What you have to do: Every entry must be copied word for word.

Information:
++++++

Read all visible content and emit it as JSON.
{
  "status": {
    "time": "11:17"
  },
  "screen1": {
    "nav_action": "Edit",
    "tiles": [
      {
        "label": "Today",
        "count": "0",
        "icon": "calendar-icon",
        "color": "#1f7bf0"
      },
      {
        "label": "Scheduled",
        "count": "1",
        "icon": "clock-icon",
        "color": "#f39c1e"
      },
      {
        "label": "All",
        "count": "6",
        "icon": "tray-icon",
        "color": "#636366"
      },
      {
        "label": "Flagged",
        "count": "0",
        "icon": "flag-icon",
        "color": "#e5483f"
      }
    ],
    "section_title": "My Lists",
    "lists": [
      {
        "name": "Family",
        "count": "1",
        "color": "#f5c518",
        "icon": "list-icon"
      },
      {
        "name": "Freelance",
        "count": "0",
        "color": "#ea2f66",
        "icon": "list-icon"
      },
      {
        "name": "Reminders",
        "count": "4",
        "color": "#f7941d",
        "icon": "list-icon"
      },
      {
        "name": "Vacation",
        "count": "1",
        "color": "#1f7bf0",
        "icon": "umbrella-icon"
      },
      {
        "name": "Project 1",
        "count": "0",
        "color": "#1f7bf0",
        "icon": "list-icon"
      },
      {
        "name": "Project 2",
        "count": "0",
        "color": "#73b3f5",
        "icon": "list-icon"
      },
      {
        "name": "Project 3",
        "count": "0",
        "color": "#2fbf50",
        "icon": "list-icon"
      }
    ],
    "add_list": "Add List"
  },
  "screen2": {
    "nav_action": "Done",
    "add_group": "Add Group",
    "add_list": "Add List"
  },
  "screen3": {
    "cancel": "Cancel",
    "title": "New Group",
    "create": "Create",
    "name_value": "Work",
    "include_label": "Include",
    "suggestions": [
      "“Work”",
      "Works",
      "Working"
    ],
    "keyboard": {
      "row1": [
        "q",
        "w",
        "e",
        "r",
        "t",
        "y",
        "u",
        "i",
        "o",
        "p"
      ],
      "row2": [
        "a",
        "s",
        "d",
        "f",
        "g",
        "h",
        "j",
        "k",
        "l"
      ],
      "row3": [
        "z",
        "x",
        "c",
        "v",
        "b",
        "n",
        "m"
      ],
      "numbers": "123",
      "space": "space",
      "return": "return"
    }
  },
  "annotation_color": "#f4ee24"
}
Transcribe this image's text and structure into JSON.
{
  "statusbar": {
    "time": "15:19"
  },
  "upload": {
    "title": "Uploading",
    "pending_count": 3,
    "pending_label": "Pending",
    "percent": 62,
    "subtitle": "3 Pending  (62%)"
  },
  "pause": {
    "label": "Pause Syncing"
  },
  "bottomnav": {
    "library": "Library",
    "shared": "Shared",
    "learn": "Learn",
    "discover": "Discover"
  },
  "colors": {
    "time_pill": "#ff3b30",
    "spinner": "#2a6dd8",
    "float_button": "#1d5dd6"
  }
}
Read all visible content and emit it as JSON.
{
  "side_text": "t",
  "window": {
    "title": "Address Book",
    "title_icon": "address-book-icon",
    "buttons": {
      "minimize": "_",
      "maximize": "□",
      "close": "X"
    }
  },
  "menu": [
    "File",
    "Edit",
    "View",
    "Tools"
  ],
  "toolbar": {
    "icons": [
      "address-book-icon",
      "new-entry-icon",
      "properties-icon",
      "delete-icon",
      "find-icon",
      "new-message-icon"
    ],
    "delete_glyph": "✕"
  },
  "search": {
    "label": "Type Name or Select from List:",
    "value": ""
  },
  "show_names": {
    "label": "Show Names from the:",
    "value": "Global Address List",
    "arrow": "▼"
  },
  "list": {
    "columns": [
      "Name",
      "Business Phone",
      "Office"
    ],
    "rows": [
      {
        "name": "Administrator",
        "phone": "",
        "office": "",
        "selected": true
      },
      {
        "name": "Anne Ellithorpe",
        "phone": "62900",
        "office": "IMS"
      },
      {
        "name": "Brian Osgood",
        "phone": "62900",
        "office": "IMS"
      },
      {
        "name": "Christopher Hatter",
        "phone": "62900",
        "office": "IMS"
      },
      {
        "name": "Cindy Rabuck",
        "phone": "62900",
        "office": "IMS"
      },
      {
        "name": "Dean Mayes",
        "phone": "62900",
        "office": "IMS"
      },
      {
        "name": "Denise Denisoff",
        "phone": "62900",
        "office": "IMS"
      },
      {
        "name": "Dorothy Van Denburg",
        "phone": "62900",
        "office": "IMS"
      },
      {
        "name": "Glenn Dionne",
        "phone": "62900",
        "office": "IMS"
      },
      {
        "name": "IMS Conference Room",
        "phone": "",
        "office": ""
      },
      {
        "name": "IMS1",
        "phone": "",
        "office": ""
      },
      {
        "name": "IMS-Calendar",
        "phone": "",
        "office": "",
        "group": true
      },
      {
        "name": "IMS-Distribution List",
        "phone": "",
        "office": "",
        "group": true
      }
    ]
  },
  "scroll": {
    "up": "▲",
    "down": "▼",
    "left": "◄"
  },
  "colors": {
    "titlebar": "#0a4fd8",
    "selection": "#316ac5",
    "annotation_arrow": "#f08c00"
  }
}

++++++

Output:
Read all visible content and emit it as JSON.
{
  "status": {
    "time": "11:17"
  },
  "screen1": {
    "nav_action": "Edit",
    "tiles": [
      {
        "label": "Today",
        "count": "0",
        "icon": "calendar-icon",
        "color": "#1f7bf0"
      },
      {
        "label": "Scheduled",
        "count": "1",
        "icon": "clock-icon",
        "color": "#f39c1e"
      },
      {
        "label": "All",
        "count": "6",
        "icon": "tray-icon",
        "color": "#636366"
      },
      {
        "label": "Flagged",
        "count": "0",
        "icon": "flag-icon",
        "color": "#e5483f"
      }
    ],
    "section_title": "My Lists",
    "lists": [
      {
        "name": "Family",
        "count": "1",
        "color": "#f5c518",
        "icon": "list-icon"
      },
      {
        "name": "Freelance",
        "count": "0",
        "color": "#ea2f66",
        "icon": "list-icon"
      },
      {
        "name": "Reminders",
        "count": "4",
        "color": "#f7941d",
        "icon": "list-icon"
      },
      {
        "name": "Vacation",
        "count": "1",
        "color": "#1f7bf0",
        "icon": "umbrella-icon"
      },
      {
        "name": "Project 1",
        "count": "0",
        "color": "#1f7bf0",
        "icon": "list-icon"
      },
      {
        "name": "Project 2",
        "count": "0",
        "color": "#73b3f5",
        "icon": "list-icon"
      },
      {
        "name": "Project 3",
        "count": "0",
        "color": "#2fbf50",
        "icon": "list-icon"
      }
    ],
    "add_list": "Add List"
  },
  "screen2": {
    "nav_action": "Done",
    "add_group": "Add Group",
    "add_list": "Add List"
  },
  "screen3": {
    "cancel": "Cancel",
    "title": "New Group",
    "create": "Create",
    "name_value": "Work",
    "include_label": "Include",
    "suggestions": [
      "“Work”",
      "Works",
      "Working"
    ],
    "keyboard": {
      "row1": [
        "q",
        "w",
        "e",
        "r",
        "t",
        "y",
        "u",
        "i",
        "o",
        "p"
      ],
      "row2": [
        "a",
        "s",
        "d",
        "f",
        "g",
        "h",
        "j",
        "k",
        "l"
      ],
      "row3": [
        "z",
        "x",
        "c",
        "v",
        "b",
        "n",
        "m"
      ],
      "numbers": "123",
      "space": "space",
      "return": "return"
    }
  },
  "annotation_color": "#f4ee24"
}
Transcribe this image's text and structure into JSON.
{
  "statusbar": {
    "time": "15:19"
  },
  "upload": {
    "title": "Uploading",
    "pending_count": 3,
    "pending_label": "Pending",
    "percent": 62,
    "subtitle": "3 Pending  (62%)"
  },
  "pause": {
    "label": "Pause Syncing"
  },
  "bottomnav": {
    "library": "Library",
    "shared": "Shared",
    "learn": "Learn",
    "discover": "Discover"
  },
  "colors": {
    "time_pill": "#ff3b30",
    "spinner": "#2a6dd8",
    "float_button": "#1d5dd6"
  }
}
Read all visible content and emit it as JSON.
{
  "side_text": "t",
  "window": {
    "title": "Address Book",
    "title_icon": "address-book-icon",
    "buttons": {
      "minimize": "_",
      "maximize": "□",
      "close": "X"
    }
  },
  "menu": [
    "File",
    "Edit",
    "View",
    "Tools"
  ],
  "toolbar": {
    "icons": [
      "address-book-icon",
      "new-entry-icon",
      "properties-icon",
      "delete-icon",
      "find-icon",
      "new-message-icon"
    ],
    "delete_glyph": "✕"
  },
  "search": {
    "label": "Type Name or Select from List:",
    "value": ""
  },
  "show_names": {
    "label": "Show Names from the:",
    "value": "Global Address List",
    "arrow": "▼"
  },
  "list": {
    "columns": [
      "Name",
      "Business Phone",
      "Office"
    ],
    "rows": [
      {
        "name": "Administrator",
        "phone": "",
        "office": "",
        "selected": true
      },
      {
        "name": "Anne Ellithorpe",
        "phone": "62900",
        "office": "IMS"
      },
      {
        "name": "Brian Osgood",
        "phone": "62900",
        "office": "IMS"
      },
      {
        "name": "Christopher Hatter",
        "phone": "62900",
        "office": "IMS"
      },
      {
        "name": "Cindy Rabuck",
        "phone": "62900",
        "office": "IMS"
      },
      {
        "name": "Dean Mayes",
        "phone": "62900",
        "office": "IMS"
      },
      {
        "name": "Denise Denisoff",
        "phone": "62900",
        "office": "IMS"
      },
      {
        "name": "Dorothy Van Denburg",
        "phone": "62900",
        "office": "IMS"
      },
      {
        "name": "Glenn Dionne",
        "phone": "62900",
        "office": "IMS"
      },
      {
        "name": "IMS Conference Room",
        "phone": "",
        "office": ""
      },
      {
        "name": "IMS1",
        "phone": "",
        "office": ""
      },
      {
        "name": "IMS-Calendar",
        "phone": "",
        "office": "",
        "group": true
      },
      {
        "name": "IMS-Distribution List",
        "phone": "",
        "office": "",
        "group": true
      }
    ]
  },
  "scroll": {
    "up": "▲",
    "down": "▼",
    "left": "◄"
  },
  "colors": {
    "titlebar": "#0a4fd8",
    "selection": "#316ac5",
    "annotation_arrow": "#f08c00"
  }
}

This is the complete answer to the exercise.